- The 30% ITC has already proven critical for utility-scale solar's competitiveness against increasingly cheap natural gas and its extension to the early 2020s at the end of last year is forecasted to drive significant new capacity. It is also a key incentive for offshore wind, but the looming phase-out of credits limits its impact since many offshore wind facilities are still in the early planning phases.
- U.S. offshore wind is just beginning to build and there are few projects far enough along to be ready to use the ITC in its current five-year window, the American Wind Energy Association’s Nancy Sopko told Utility Dive. “Real development in offshore wind will likely take off in the early 2020s.”
While the U.S. offshore wind industry has struggled to get steel in the water, the sector is booming elsewhere.
Global offshore wind set an installation record in 2015, upping its 1,069 MW performance in 2014 to at least 3,996 MW. Cumulative global capacity is now over 11,800 MW and it is on track to reach as much as 47,000 MW by 2020, according to the U.S. Department of Energy. Although the majority of this capacity is being built in Europe, the industry is becoming more geographically diverse, with projects now also under construction in Asia.
Deepwater Wind's 30 MW, five-turbine Block Island Wind Farm off Rhode Island's coast will be the first operating U.S. offshore wind project. Its 20-year PPA calls for all output to go to National Grid at $0.244/kWh. It is expected to be online by the end of this year.
The Block Island facility does not necessarily clear significant barriers for more U.S. offshore wind, but verifies the U.S. has the necessary fundamentals, Utility Dive reported this week. Further growth will require more policy certainty like an ITC extension.
That appears to be the goal behind Markey's legislation, which he said he would introduce "soon" at an energy conference last week, according to reporting from Bloomberg.
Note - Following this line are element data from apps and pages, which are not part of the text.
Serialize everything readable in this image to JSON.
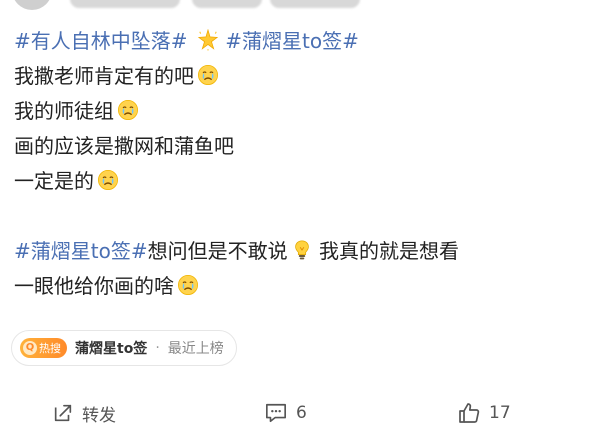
{
  "post": {
    "lines": [
      {
        "segments": [
          {
            "text": "#有人自林中坠落#",
            "type": "tag"
          },
          {
            "text": " ",
            "type": "plain"
          }
        ],
        "emoji": "sparkle-star-icon",
        "tail_segments": [
          {
            "text": " #蒲熠星to签#",
            "type": "tag"
          }
        ]
      },
      {
        "text": "我撒老师肯定有的吧",
        "emoji": "crying-face-icon"
      },
      {
        "text": "我的师徒组",
        "emoji": "crying-face-icon"
      },
      {
        "text": "画的应该是撒网和蒲鱼吧"
      },
      {
        "text": "一定是的",
        "emoji": "crying-face-icon"
      },
      {
        "blank": true
      },
      {
        "segments": [
          {
            "text": "#蒲熠星to签#",
            "type": "tag"
          },
          {
            "text": "想问但是不敢说",
            "type": "plain"
          }
        ],
        "emoji": "lightbulb-icon",
        "tail_segments": [
          {
            "text": " 我真的就是想看",
            "type": "plain"
          }
        ]
      },
      {
        "text": "一眼他给你画的啥",
        "emoji": "crying-face-icon"
      }
    ]
  },
  "hot": {
    "badge_label": "热搜",
    "badge_icon": "Q",
    "topic": "蒲熠星to签",
    "separator": "·",
    "status": "最近上榜"
  },
  "actions": {
    "repost_label": "转发",
    "comment_count": "6",
    "like_count": "17"
  },
  "colors": {
    "tag": "#4a6fb3",
    "text": "#222222",
    "hot_badge": "#ff8a2a",
    "action": "#555555"
  }
}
“We have an opportunity to provide a long-term extension of this tax policy because the budget experts in Washington don’t know what we in this room know,” Markey said at the conference. “Offshore wind is poised to take off in the United States."